When our egos are threatened, we hold on to past decisions for too long, we react defensively to or “explain away” negative feedback from teams or customers, and we get emotional when we need to be rational.
Fortunately, mindfulness meditation can serve as an antidote, allowing you to see things more objectively and to form deeper relationships. Commit to meditating for a short time each day.
- Find a quiet place, sit comfortably on a chair or cushion, and set a timer for anywhere between five and 25 minutes.
- Then simply start observing your breath.
- Allow the mind to detach from your thoughts and to experience a sense of openness.
- Then use what you gain from this practice throughout your workday.

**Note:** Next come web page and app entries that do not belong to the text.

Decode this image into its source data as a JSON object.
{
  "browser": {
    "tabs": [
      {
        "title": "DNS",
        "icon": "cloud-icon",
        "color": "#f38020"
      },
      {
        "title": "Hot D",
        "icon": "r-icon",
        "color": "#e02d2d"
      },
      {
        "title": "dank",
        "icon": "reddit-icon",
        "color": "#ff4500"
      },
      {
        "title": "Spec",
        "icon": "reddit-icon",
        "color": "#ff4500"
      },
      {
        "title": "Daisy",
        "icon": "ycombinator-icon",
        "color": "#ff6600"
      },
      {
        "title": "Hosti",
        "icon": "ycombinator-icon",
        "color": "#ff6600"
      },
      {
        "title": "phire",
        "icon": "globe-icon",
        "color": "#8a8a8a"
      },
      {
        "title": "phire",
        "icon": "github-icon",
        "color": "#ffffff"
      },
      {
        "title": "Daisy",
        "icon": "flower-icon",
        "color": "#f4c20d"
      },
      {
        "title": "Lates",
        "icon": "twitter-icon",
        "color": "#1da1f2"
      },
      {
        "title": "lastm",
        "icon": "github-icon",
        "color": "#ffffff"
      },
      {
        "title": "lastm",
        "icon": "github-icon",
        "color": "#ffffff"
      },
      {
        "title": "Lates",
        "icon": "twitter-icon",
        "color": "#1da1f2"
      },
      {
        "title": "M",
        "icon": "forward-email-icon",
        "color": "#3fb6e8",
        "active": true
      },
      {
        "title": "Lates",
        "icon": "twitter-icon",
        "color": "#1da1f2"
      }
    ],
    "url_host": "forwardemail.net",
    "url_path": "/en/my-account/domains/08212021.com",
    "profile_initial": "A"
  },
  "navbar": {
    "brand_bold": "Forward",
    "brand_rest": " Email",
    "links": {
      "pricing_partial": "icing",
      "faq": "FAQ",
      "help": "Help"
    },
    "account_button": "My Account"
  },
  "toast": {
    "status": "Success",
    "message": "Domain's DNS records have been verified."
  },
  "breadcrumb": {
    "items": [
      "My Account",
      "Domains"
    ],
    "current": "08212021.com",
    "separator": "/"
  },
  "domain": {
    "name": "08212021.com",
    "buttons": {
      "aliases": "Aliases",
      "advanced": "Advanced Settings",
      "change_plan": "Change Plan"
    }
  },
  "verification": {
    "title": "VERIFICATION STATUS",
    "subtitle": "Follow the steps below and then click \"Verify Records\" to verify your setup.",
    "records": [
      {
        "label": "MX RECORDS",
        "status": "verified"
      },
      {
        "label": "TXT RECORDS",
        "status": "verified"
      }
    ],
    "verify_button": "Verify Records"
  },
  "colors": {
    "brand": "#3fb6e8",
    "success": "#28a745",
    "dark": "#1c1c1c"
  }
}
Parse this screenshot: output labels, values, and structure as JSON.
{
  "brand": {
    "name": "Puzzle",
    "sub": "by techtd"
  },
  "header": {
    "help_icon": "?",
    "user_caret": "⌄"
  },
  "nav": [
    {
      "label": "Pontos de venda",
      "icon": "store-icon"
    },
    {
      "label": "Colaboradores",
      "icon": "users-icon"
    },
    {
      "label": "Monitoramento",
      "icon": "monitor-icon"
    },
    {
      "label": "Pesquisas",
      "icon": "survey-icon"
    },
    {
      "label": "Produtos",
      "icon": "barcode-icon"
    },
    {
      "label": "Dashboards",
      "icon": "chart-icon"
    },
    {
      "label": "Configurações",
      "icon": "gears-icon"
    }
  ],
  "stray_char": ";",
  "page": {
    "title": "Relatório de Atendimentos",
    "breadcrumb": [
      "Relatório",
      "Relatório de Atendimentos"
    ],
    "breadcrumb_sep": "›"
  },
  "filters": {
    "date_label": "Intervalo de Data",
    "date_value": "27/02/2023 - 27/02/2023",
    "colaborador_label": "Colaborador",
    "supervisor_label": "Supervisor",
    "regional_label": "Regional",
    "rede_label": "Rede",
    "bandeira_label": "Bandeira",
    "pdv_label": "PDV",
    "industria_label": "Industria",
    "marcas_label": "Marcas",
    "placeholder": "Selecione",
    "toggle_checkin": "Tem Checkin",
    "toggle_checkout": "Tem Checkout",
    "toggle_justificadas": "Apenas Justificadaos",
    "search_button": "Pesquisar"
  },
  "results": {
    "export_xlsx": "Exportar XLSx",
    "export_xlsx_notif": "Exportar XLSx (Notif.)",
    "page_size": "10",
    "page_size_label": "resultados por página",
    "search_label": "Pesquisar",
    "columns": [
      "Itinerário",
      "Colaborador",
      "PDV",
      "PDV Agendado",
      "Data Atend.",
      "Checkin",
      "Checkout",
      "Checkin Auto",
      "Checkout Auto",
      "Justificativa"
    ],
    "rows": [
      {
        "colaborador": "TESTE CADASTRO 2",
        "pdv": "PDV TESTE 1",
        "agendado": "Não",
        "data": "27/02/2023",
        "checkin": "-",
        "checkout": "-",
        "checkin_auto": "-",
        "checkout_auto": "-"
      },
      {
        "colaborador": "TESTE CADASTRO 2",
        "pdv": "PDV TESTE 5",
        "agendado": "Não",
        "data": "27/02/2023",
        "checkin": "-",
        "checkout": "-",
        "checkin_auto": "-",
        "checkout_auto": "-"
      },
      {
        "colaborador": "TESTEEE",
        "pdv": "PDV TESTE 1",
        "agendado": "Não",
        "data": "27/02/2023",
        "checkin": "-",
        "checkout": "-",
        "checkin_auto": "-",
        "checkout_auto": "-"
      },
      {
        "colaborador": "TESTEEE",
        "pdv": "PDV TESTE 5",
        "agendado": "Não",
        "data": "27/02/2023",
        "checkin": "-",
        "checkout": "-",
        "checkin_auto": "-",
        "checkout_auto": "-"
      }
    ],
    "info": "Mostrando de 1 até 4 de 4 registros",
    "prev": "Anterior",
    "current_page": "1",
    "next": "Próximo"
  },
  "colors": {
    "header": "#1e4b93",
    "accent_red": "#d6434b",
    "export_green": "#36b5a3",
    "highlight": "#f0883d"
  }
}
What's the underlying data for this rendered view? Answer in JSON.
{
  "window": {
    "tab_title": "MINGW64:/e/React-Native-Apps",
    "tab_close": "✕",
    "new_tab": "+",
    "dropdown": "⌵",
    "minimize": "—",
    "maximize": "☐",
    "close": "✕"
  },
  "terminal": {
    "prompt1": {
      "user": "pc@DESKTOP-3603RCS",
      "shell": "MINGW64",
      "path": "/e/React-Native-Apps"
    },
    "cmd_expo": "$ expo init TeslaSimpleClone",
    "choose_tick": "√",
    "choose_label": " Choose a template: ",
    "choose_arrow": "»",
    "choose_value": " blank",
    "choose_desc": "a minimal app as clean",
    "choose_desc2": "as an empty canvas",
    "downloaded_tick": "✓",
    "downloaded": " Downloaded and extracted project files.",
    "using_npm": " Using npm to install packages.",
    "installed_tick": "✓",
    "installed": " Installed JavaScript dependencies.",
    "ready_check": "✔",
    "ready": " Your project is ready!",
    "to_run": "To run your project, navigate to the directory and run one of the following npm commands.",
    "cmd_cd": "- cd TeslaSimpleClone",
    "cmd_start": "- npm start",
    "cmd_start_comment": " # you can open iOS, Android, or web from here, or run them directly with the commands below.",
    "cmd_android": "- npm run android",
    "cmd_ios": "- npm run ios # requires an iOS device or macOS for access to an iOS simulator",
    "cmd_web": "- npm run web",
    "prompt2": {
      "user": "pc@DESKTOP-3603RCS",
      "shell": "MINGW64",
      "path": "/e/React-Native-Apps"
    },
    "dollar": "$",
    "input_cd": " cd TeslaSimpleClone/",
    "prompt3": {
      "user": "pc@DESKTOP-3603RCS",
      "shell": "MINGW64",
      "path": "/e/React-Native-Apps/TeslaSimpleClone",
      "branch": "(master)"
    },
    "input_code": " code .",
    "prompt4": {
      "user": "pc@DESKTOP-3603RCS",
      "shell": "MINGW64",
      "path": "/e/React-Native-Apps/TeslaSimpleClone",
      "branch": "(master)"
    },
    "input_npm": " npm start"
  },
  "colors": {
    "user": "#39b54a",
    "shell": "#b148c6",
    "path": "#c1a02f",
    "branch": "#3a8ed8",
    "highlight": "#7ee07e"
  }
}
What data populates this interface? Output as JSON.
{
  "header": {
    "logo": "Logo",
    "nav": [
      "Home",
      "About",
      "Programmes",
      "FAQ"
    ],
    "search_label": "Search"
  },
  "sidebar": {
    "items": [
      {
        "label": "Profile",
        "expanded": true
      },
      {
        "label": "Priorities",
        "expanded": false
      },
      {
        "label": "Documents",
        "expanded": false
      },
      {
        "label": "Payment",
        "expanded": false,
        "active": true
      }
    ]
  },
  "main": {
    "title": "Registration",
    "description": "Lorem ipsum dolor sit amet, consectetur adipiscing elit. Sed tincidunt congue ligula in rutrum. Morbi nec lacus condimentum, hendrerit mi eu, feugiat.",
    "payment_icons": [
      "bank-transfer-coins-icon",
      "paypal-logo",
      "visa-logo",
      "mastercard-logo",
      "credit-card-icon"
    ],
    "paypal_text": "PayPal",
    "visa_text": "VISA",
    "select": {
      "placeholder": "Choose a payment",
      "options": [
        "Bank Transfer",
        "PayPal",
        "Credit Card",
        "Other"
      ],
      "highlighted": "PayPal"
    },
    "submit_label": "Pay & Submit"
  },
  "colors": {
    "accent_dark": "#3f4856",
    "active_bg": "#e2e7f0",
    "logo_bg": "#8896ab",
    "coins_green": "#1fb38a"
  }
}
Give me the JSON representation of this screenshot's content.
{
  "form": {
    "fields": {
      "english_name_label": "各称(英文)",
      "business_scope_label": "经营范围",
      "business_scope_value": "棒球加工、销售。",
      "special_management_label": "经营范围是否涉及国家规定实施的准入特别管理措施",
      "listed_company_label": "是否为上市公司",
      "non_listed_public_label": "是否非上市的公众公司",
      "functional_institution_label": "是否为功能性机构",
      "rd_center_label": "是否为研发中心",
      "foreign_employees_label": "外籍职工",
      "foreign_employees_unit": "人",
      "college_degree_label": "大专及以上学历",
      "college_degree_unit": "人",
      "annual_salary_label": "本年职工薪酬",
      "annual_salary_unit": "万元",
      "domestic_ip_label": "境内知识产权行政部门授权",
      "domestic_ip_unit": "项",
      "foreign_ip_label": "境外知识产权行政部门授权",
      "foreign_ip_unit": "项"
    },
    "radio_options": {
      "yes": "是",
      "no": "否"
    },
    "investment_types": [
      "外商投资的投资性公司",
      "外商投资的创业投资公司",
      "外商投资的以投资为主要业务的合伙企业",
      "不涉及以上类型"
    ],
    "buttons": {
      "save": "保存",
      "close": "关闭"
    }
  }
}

You might quiet your mind with a few conscious breaths before you enter a meeting or open your email. Or practice in the moment: For example, while you’re sitting in a meeting, turn your focus to your breath, and simply notice if your mind has started to take things personally. Even just taking a few breaths in and out can help lessen your ego’s grip.
Move Beyond Your Ego with Meditation
This may sound “woo-woo” but these experiences have major benefits for leaders: They allow them to see things more objectively and to form deeper relationships.
This tip is adapted from “What Meditation Can Do for Your Leadership,” by Matthias Birk